**Problem description:** Your answer needs to include each line of the records in which the string "accession" can be found.

Provided entries Block Start

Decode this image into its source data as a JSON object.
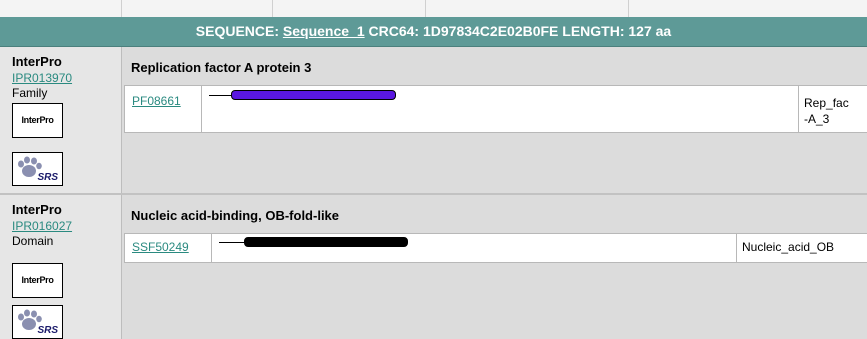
{
  "header": {
    "prefix": "SEQUENCE:",
    "sequence_link": "Sequence_1",
    "crc_label": "CRC64:",
    "crc_value": "1D97834C2E02B0FE",
    "length_label": "LENGTH:",
    "length_value": "127 aa"
  },
  "entries": [
    {
      "db": "InterPro",
      "accession": "IPR013970",
      "type": "Family",
      "logo_interpro": "InterPro",
      "logo_srs": "SRS",
      "title": "Replication factor A protein 3",
      "match": {
        "accession": "PF08661",
        "name_line1": "Rep_fac",
        "name_line2": "-A_3",
        "bar_color": "#5a17e0"
      }
    },
    {
      "db": "InterPro",
      "accession": "IPR016027",
      "type": "Domain",
      "logo_interpro": "InterPro",
      "logo_srs": "SRS",
      "title": "Nucleic acid-binding, OB-fold-like",
      "match": {
        "accession": "SSF50249",
        "name_line1": "Nucleic_acid_OB",
        "bar_color": "#000000"
      }
    }
  ],
  "colors": {
    "header_bg": "#5e9a97",
    "link": "#2a8a80",
    "panel_bg": "#dcdcdc"
  }
}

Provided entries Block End

**Task response:**
      "accession": "IPR013970",
        "accession": "PF08661",
      "accession": "IPR016027",
        "accession": "SSF50249",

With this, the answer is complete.